Higher power design

Naturally, needing something with a bit beefier spec, I hunt through google looking for similar but higher power capability. I found a really nice one done by Paul Renato and he’s used a similar design to Dave’s but has improved on it quite a bit. For one, he’s upped the current sinking capacity to 7A (I had arbitrarily picked 5A for my needs so this is ample). He’s also made use of the two unused opamps in the LM324 to provide some overload and thermal protection. There are a couple of things I’m not clear on, namely how to select the proper MOV, thermistor, and schottky diode from his schematic. I may have to write him on it. Beauty of his design is he’s already gone to the trouble to whack in as much functionality as possible, which is usually something I do when presented with a project schematic. I can’t think of anything I would add to this one. Brilliant.

Here’s the full article and schematic

So yeah, more parts to acquire and more projects to build. This one definitely looks like a winner and not terribly complicated either. I need to go shopping for MOSFETs and some other choice bits. Ah damn those current shunts! I’ll get those too finally.


The diode close to the power supply appears to be a zener, not a schottky (got me symbols mixed), though why that’s there is a bit of a mystery to me. It could be regulating the 12V input since his photos show him using a wall wart to power the thing. It’s the only imaginable purpose I can come up with. The 10:1 voltage divider used to set the current seems to me to have a max of 1.2V in this case (setting 12A) though he indicates 0.7V (7A) should be max. I assume the overload circuitry is designed to catch the over-current, but I may just tweak the input to be a little friendlier as well as substituting the zener with a proper voltage regulator.

Back to the lab…

OK so I’ve enjoyed a bit of a respite from pretty much everything except relaxing and revelry as suits the season. I made sure and visited A1parts the other day and picked up some more parts and bits.

There, I was able to find two used transformers, one 25V CT and one (presumably) 28V one in a cool retro hammond case. I bought two since I figured I couldn’t lose by having an extra transformer about in that range, but also wanted to see how big the voltage jump would be after I rectified and filtered it. It was also a major piece of the puzzle for my control voltage board as it requires a separate supply from the main one to give an independent voltage reference as well as power my meters. The plan today is to test their output voltages and build up the basic control voltage circuit. I can then test the power drain of the 12V loads (relays and indicators) and their effect on the control voltages (hopefully minimal). This is probably the shortest path to finishing the next board in my power supply.

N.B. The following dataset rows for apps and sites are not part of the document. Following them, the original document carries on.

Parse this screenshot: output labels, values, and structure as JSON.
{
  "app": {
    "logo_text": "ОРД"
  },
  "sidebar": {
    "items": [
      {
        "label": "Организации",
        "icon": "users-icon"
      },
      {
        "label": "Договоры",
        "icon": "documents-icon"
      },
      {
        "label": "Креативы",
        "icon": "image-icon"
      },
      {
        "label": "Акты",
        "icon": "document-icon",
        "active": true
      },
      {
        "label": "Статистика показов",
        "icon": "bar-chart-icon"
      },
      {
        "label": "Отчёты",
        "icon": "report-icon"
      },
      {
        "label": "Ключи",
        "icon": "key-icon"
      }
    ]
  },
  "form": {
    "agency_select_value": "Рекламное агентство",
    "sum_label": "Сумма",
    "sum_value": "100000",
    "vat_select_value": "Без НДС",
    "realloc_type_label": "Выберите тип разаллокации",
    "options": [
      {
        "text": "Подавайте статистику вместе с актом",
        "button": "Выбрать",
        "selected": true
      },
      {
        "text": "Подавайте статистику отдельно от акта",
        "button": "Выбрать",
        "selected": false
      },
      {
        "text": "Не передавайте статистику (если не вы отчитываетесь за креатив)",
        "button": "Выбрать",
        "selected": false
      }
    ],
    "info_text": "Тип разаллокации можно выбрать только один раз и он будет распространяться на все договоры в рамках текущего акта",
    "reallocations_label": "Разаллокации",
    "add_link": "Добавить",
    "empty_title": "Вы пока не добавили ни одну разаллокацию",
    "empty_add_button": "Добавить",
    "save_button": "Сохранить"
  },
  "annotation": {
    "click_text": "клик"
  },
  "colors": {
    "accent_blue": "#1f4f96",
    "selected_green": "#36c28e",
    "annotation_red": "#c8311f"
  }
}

I realize I need to do up a new schematic for the cv board given the modifications I previously mentioned, and I will do that soon. I am just too eager to get my hands dirty and breadboard it up.

Other items I managed to grab while I was at A1:

  • Nice pair of side cutters
  • Panel nibbling tool
  • A collection of smaller gauge marettes
  • Some smaller gauge splice crimps
  • Some 0.1Ω 1% 2W resistors

The last item was a nice find and will be useful for experimentation. I could use them in my final design for the current shunts since the max power dissipated would be 900mW, and I may still, but I think I will shop on digikey for those precision current shunts I mentioned in a previous post. It would cut soldering down from 11 components to 2 components for the ammeter. Still, good enough for testing! I can parallel 10 of them to make 0.01Ω. Shame I couldn’t find the same in 10Ω to make the 1Ω shunt. I suppose I could put 10 of them in series but that’s just silly.